▶ **STORED DATA**:
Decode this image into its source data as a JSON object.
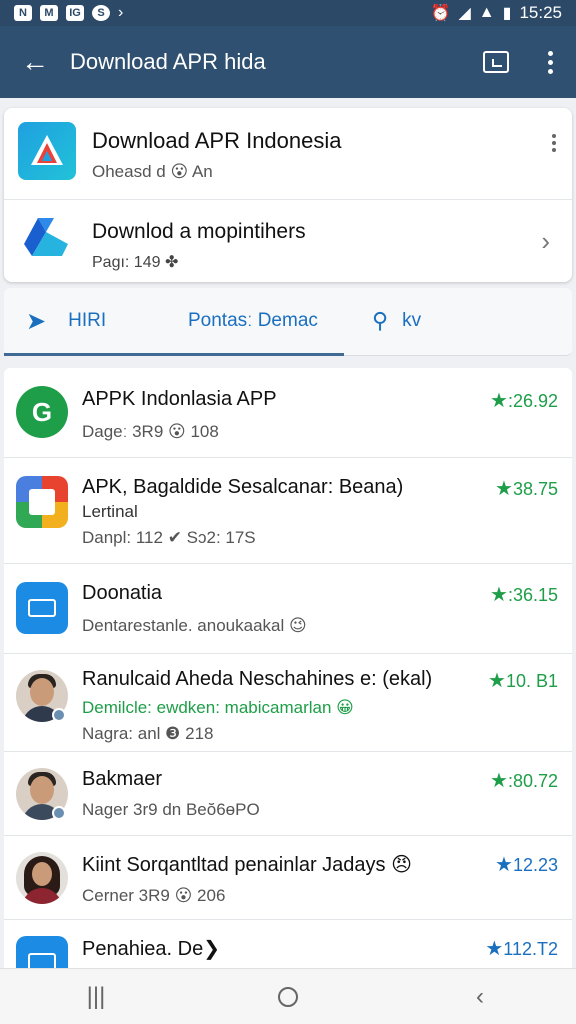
{
  "status_bar": {
    "time": "15:25",
    "left_icons": [
      "N",
      "M",
      "IG",
      "S"
    ]
  },
  "app_bar": {
    "title": "Download APR hida"
  },
  "header_card": {
    "title": "Download APR Indonesia",
    "subtitle": "Oheasd d 😮 An",
    "row2_title": "Downlod a mopintihers",
    "row2_subtitle": "Pagı: 149 ✤"
  },
  "tabs": [
    {
      "label": "HIRI"
    },
    {
      "label": "Pontasː Demac"
    },
    {
      "label": "kv"
    }
  ],
  "items": [
    {
      "title": "APPK Indonlasia APP",
      "line2": "",
      "sub": "Dageː 3R9 😮 108",
      "rating": ":26.92",
      "rating_color": "green"
    },
    {
      "title": "APK, Bagaldide Sesalcanar: Beana)",
      "line2": "Lertinal",
      "sub": "Danpl: 112 ✔ Sɔ2: 17S",
      "rating": "38.75",
      "rating_color": "green"
    },
    {
      "title": "Doonatia",
      "line2": "",
      "sub": "Dentarestanle. anoukaakal 😉",
      "rating": ":36.15",
      "rating_color": "green"
    },
    {
      "title": "Ranulcaid Aheda Neschahines e: (ekal)",
      "line2": "",
      "sub": "Demilcle: ewdken: mabicamarlan 😀",
      "sub2": "Nagra: anl ❸ 218",
      "rating": "10. B1",
      "rating_color": "green"
    },
    {
      "title": "Bakmaer",
      "line2": "",
      "sub": "Nager 3r9 dn Beŏ6ɵPO",
      "rating": ":80.72",
      "rating_color": "green"
    },
    {
      "title": "Kiint Sorqantltad penainlar Jadays 😠",
      "line2": "",
      "sub": "Cerner 3R9 😮 206",
      "rating": "12.23",
      "rating_color": "blue"
    },
    {
      "title": "Penahiea. De❯",
      "line2": "",
      "sub": "",
      "rating": "112.T2",
      "rating_color": "blue"
    }
  ]
}
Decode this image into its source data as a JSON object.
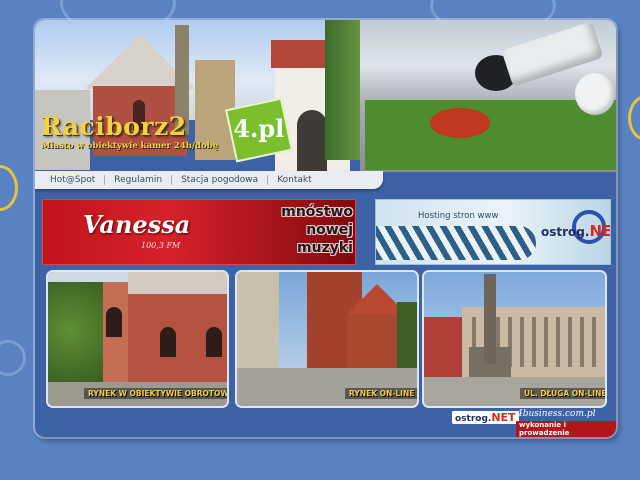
{
  "header": {
    "logo_main": "Raciborz2",
    "logo_badge": "4.pl",
    "tagline": "Miasto w obiektywie kamer 24h/dobę"
  },
  "nav": {
    "items": [
      {
        "label": "Hot@Spot"
      },
      {
        "label": "Regulamin"
      },
      {
        "label": "Stacja pogodowa"
      },
      {
        "label": "Kontakt"
      }
    ]
  },
  "banners": {
    "vanessa": {
      "logo": "Vanessa",
      "frequency": "100,3 FM",
      "slogan_line1": "mnóstwo",
      "slogan_line2": "nowej",
      "slogan_line3": "muzyki"
    },
    "ostrog": {
      "text": "Hosting stron www",
      "logo_prefix": "ostrog.",
      "logo_suffix": "NET"
    }
  },
  "tiles": [
    {
      "label": "RYNEK W OBIEKTYWIE OBROTOWYM"
    },
    {
      "label": "RYNEK ON-LINE"
    },
    {
      "label": "UL. DŁUGA ON-LINE"
    }
  ],
  "footer": {
    "ostrog_prefix": "ostrog.",
    "ostrog_suffix": "NET",
    "business": "4business.com.pl",
    "credit": "wykonanie i prowadzenie"
  },
  "colors": {
    "background": "#5a82c2",
    "card": "#3d63a6",
    "logo_yellow": "#f5d23a",
    "badge_green": "#7bbf2e",
    "vanessa_red": "#d8212a",
    "ostrog_red": "#d82b20"
  }
}
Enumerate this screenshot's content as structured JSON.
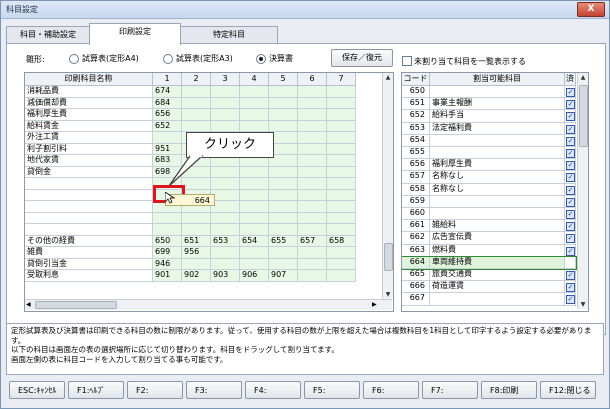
{
  "window": {
    "title": "科目設定",
    "close_label": "X"
  },
  "tabs": [
    {
      "label": "科目・補助設定"
    },
    {
      "label": "印刷設定"
    },
    {
      "label": "特定科目"
    }
  ],
  "form": {
    "label": "雛形:",
    "options": [
      "試算表(定形A4)",
      "試算表(定形A3)",
      "決算書"
    ],
    "selected": 2
  },
  "save_restore_label": "保存／復元",
  "show_unassigned_label": "未割り当て科目を一覧表示する",
  "left_table": {
    "headers": [
      "印刷科目名称",
      "1",
      "2",
      "3",
      "4",
      "5",
      "6",
      "7"
    ],
    "rows": [
      {
        "name": "消耗品費",
        "cols": [
          "674",
          "",
          "",
          "",
          "",
          "",
          ""
        ]
      },
      {
        "name": "減価償却費",
        "cols": [
          "684",
          "",
          "",
          "",
          "",
          "",
          ""
        ]
      },
      {
        "name": "福利厚生費",
        "cols": [
          "656",
          "",
          "",
          "",
          "",
          "",
          ""
        ]
      },
      {
        "name": "給料賃金",
        "cols": [
          "652",
          "",
          "",
          "",
          "",
          "",
          ""
        ]
      },
      {
        "name": "外注工賃",
        "cols": [
          "",
          "",
          "",
          "",
          "",
          "",
          ""
        ]
      },
      {
        "name": "利子割引料",
        "cols": [
          "951",
          "",
          "",
          "",
          "",
          "",
          ""
        ]
      },
      {
        "name": "地代家賃",
        "cols": [
          "683",
          "",
          "",
          "",
          "",
          "",
          ""
        ]
      },
      {
        "name": "貸倒金",
        "cols": [
          "698",
          "",
          "",
          "",
          "",
          "",
          ""
        ]
      },
      {
        "name": "",
        "cols": [
          "",
          "",
          "",
          "",
          "",
          "",
          ""
        ]
      },
      {
        "name": "",
        "cols": [
          "",
          "",
          "",
          "",
          "",
          "",
          ""
        ]
      },
      {
        "name": "",
        "cols": [
          "",
          "",
          "",
          "",
          "",
          "",
          ""
        ]
      },
      {
        "name": "",
        "cols": [
          "",
          "",
          "",
          "",
          "",
          "",
          ""
        ]
      },
      {
        "name": "",
        "cols": [
          "",
          "",
          "",
          "",
          "",
          "",
          ""
        ]
      },
      {
        "name": "その他の経費",
        "cols": [
          "650",
          "651",
          "653",
          "654",
          "655",
          "657",
          "658"
        ]
      },
      {
        "name": "雑費",
        "cols": [
          "699",
          "956",
          "",
          "",
          "",
          "",
          ""
        ]
      },
      {
        "name": "貸倒引当金",
        "cols": [
          "946",
          "",
          "",
          "",
          "",
          "",
          ""
        ]
      },
      {
        "name": "受取利息",
        "cols": [
          "901",
          "902",
          "903",
          "906",
          "907",
          "",
          ""
        ]
      }
    ]
  },
  "drag_value": "664",
  "callout_text": "クリック",
  "right_table": {
    "headers": [
      "コード",
      "割当可能科目",
      "済"
    ],
    "rows": [
      {
        "code": "650",
        "name": "",
        "done": true
      },
      {
        "code": "651",
        "name": "事業主報酬",
        "done": true
      },
      {
        "code": "652",
        "name": "給料手当",
        "done": true
      },
      {
        "code": "653",
        "name": "法定福利費",
        "done": true
      },
      {
        "code": "654",
        "name": "",
        "done": true
      },
      {
        "code": "655",
        "name": "",
        "done": true
      },
      {
        "code": "656",
        "name": "福利厚生費",
        "done": true
      },
      {
        "code": "657",
        "name": "名称なし",
        "done": true
      },
      {
        "code": "658",
        "name": "名称なし",
        "done": true
      },
      {
        "code": "659",
        "name": "",
        "done": true
      },
      {
        "code": "660",
        "name": "",
        "done": true
      },
      {
        "code": "661",
        "name": "雑給料",
        "done": true
      },
      {
        "code": "662",
        "name": "広告宣伝費",
        "done": true
      },
      {
        "code": "663",
        "name": "燃料費",
        "done": true
      },
      {
        "code": "664",
        "name": "車両維持費",
        "done": false
      },
      {
        "code": "665",
        "name": "旅費交通費",
        "done": true
      },
      {
        "code": "666",
        "name": "荷造運賃",
        "done": true
      },
      {
        "code": "667",
        "name": "",
        "done": true
      }
    ],
    "selected_code": "664"
  },
  "description": [
    "定形試算表及び決算書は印刷できる科目の数に制限があります。従って、使用する科目の数が上限を超えた場合は複数科目を1科目として印字するよう設定する必要があります。",
    "以下の科目は画面左の表の選択場所に応じて切り替わります。科目をドラッグして割り当てます。",
    "画面左側の表に科目コードを入力して割り当てる事も可能です。"
  ],
  "fkeys": [
    {
      "label": "ESC:ｷｬﾝｾﾙ"
    },
    {
      "label": "F1:ﾍﾙﾌﾟ"
    },
    {
      "label": "F2:"
    },
    {
      "label": "F3:"
    },
    {
      "label": "F4:"
    },
    {
      "label": "F5:"
    },
    {
      "label": "F6:"
    },
    {
      "label": "F7:"
    },
    {
      "label": "F8:印刷"
    },
    {
      "label": "F12:閉じる"
    }
  ]
}
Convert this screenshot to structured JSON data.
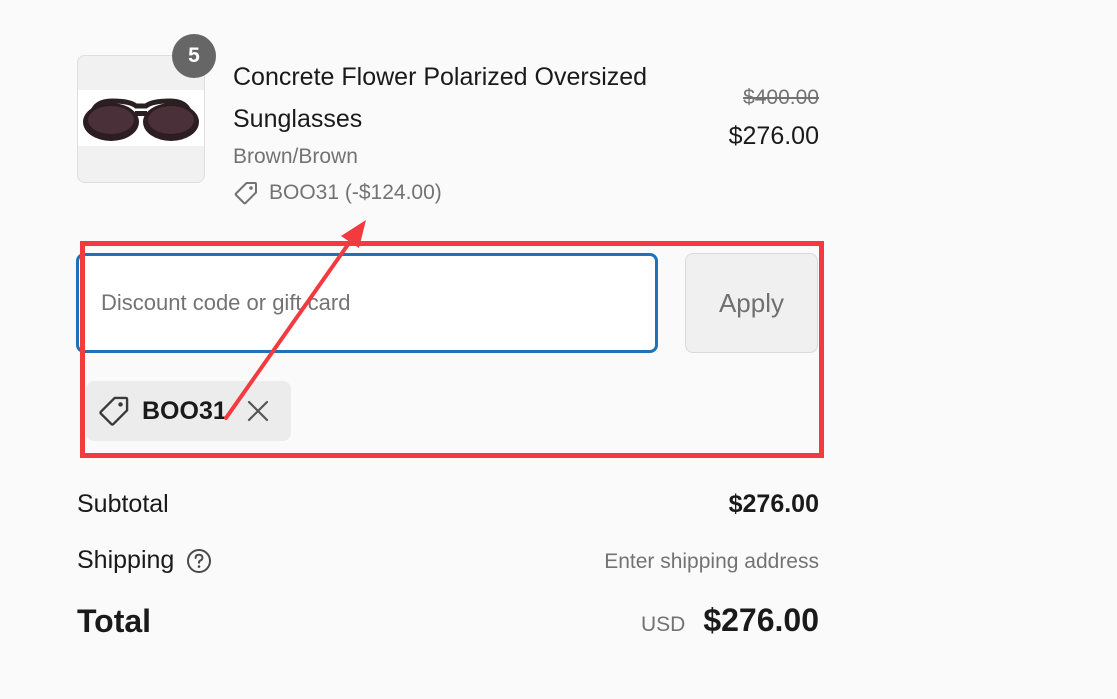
{
  "cart": {
    "item": {
      "quantity": "5",
      "name": "Concrete Flower Polarized Oversized Sunglasses",
      "variant": "Brown/Brown",
      "discount_line": "BOO31 (-$124.00)",
      "original_price": "$400.00",
      "price": "$276.00",
      "image_icon": "sunglasses-product-image"
    }
  },
  "discount": {
    "placeholder": "Discount code or gift card",
    "value": "",
    "apply_label": "Apply",
    "applied_code": "BOO31",
    "tag_icon": "tag-icon",
    "remove_icon": "close-icon"
  },
  "summary": {
    "subtotal_label": "Subtotal",
    "subtotal_value": "$276.00",
    "shipping_label": "Shipping",
    "shipping_help_icon": "question-circle-icon",
    "shipping_value": "Enter shipping address",
    "total_label": "Total",
    "total_currency": "USD",
    "total_value": "$276.00"
  },
  "annotation": {
    "highlight_color": "#f23a3f"
  },
  "colors": {
    "input_focus_border": "#1f72b8",
    "muted_text": "#737373",
    "badge_bg": "#666666"
  }
}
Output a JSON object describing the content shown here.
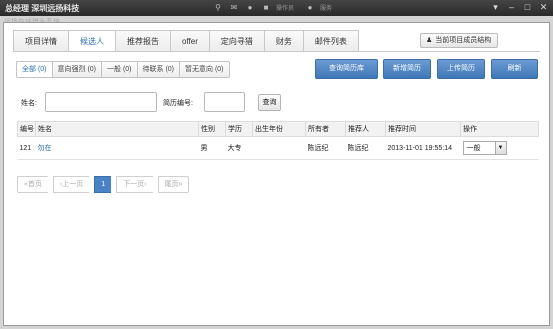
{
  "app": {
    "title": "总经理 深圳远扬科技"
  },
  "topbar": {
    "labels": [
      "",
      "",
      "",
      "操作员",
      "服务"
    ],
    "win_controls": [
      "▾",
      "–",
      "□",
      "✕"
    ]
  },
  "ghost": "远扬在线猎头系统",
  "tabs": [
    {
      "label": "项目详情"
    },
    {
      "label": "候选人"
    },
    {
      "label": "推荐报告"
    },
    {
      "label": "offer"
    },
    {
      "label": "定向寻猎"
    },
    {
      "label": "财务"
    },
    {
      "label": "邮件列表"
    }
  ],
  "active_tab": "候选人",
  "members_button": "当前项目成员结构",
  "filters": [
    {
      "label": "全部 (0)"
    },
    {
      "label": "意向强烈 (0)"
    },
    {
      "label": "一般 (0)"
    },
    {
      "label": "待联系 (0)"
    },
    {
      "label": "暂无意向 (0)"
    }
  ],
  "actions": {
    "query_db": "查询简历库",
    "new_resume": "新增简历",
    "upload_resume": "上传简历",
    "refresh": "刷新"
  },
  "search": {
    "name_label": "姓名:",
    "name_value": "",
    "resume_no_label": "简历编号:",
    "resume_no_value": "",
    "query_button": "查询"
  },
  "table": {
    "headers": [
      "编号",
      "姓名",
      "性别",
      "学历",
      "出生年份",
      "所有者",
      "推荐人",
      "推荐时间",
      "操作"
    ],
    "rows": [
      {
        "id": "121",
        "name": "勿在",
        "gender": "男",
        "edu": "大专",
        "birth": "",
        "owner": "陈远纪",
        "referrer": "陈远纪",
        "time": "2013-11-01 19:55:14",
        "op": "一般"
      }
    ]
  },
  "pager": {
    "first": "«首页",
    "prev": "‹上一页",
    "current": "1",
    "next": "下一页›",
    "last": "尾页»"
  }
}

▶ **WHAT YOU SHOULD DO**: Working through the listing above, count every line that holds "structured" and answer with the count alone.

▶ **RESPONSE**: 2